> Exercise input
※ ※ ※

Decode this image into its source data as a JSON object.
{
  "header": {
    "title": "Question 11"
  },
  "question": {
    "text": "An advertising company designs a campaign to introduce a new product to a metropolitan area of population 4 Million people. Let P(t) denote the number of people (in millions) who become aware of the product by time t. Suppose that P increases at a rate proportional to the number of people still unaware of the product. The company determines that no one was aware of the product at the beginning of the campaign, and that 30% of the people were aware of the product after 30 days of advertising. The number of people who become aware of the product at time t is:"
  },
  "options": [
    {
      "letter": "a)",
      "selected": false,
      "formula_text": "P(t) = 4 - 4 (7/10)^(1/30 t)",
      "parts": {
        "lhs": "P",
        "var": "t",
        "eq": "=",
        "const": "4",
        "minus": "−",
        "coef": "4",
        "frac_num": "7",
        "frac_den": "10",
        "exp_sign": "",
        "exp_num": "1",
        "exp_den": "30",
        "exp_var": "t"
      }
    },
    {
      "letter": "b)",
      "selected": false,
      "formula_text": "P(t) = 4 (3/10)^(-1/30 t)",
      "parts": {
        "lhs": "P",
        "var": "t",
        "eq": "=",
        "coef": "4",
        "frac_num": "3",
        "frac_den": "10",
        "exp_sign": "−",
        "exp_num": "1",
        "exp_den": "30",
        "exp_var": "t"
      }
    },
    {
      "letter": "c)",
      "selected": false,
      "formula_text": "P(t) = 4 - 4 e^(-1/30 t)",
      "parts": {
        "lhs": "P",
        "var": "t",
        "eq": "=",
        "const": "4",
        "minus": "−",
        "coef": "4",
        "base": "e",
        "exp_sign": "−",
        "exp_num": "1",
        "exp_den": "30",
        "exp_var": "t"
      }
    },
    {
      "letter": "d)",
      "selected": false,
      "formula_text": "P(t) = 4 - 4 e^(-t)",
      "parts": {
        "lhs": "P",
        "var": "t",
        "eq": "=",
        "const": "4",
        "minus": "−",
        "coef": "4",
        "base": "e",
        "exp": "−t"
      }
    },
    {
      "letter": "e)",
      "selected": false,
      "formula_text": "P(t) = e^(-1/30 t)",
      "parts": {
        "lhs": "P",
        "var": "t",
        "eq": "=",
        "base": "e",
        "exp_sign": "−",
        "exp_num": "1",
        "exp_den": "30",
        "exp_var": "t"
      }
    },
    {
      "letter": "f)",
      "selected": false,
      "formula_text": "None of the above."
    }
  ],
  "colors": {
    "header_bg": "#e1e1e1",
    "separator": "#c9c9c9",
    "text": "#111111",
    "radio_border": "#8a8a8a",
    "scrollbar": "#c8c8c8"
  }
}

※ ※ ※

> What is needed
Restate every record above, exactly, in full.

> Answer below
Decode this image into its source data as a JSON object.
{
  "header": {
    "title": "Question 11"
  },
  "question": {
    "text": "An advertising company designs a campaign to introduce a new product to a metropolitan area of population 4 Million people. Let P(t) denote the number of people (in millions) who become aware of the product by time t. Suppose that P increases at a rate proportional to the number of people still unaware of the product. The company determines that no one was aware of the product at the beginning of the campaign, and that 30% of the people were aware of the product after 30 days of advertising. The number of people who become aware of the product at time t is:"
  },
  "options": [
    {
      "letter": "a)",
      "selected": false,
      "formula_text": "P(t) = 4 - 4 (7/10)^(1/30 t)",
      "parts": {
        "lhs": "P",
        "var": "t",
        "eq": "=",
        "const": "4",
        "minus": "−",
        "coef": "4",
        "frac_num": "7",
        "frac_den": "10",
        "exp_sign": "",
        "exp_num": "1",
        "exp_den": "30",
        "exp_var": "t"
      }
    },
    {
      "letter": "b)",
      "selected": false,
      "formula_text": "P(t) = 4 (3/10)^(-1/30 t)",
      "parts": {
        "lhs": "P",
        "var": "t",
        "eq": "=",
        "coef": "4",
        "frac_num": "3",
        "frac_den": "10",
        "exp_sign": "−",
        "exp_num": "1",
        "exp_den": "30",
        "exp_var": "t"
      }
    },
    {
      "letter": "c)",
      "selected": false,
      "formula_text": "P(t) = 4 - 4 e^(-1/30 t)",
      "parts": {
        "lhs": "P",
        "var": "t",
        "eq": "=",
        "const": "4",
        "minus": "−",
        "coef": "4",
        "base": "e",
        "exp_sign": "−",
        "exp_num": "1",
        "exp_den": "30",
        "exp_var": "t"
      }
    },
    {
      "letter": "d)",
      "selected": false,
      "formula_text": "P(t) = 4 - 4 e^(-t)",
      "parts": {
        "lhs": "P",
        "var": "t",
        "eq": "=",
        "const": "4",
        "minus": "−",
        "coef": "4",
        "base": "e",
        "exp": "−t"
      }
    },
    {
      "letter": "e)",
      "selected": false,
      "formula_text": "P(t) = e^(-1/30 t)",
      "parts": {
        "lhs": "P",
        "var": "t",
        "eq": "=",
        "base": "e",
        "exp_sign": "−",
        "exp_num": "1",
        "exp_den": "30",
        "exp_var": "t"
      }
    },
    {
      "letter": "f)",
      "selected": false,
      "formula_text": "None of the above."
    }
  ],
  "colors": {
    "header_bg": "#e1e1e1",
    "separator": "#c9c9c9",
    "text": "#111111",
    "radio_border": "#8a8a8a",
    "scrollbar": "#c8c8c8"
  }
}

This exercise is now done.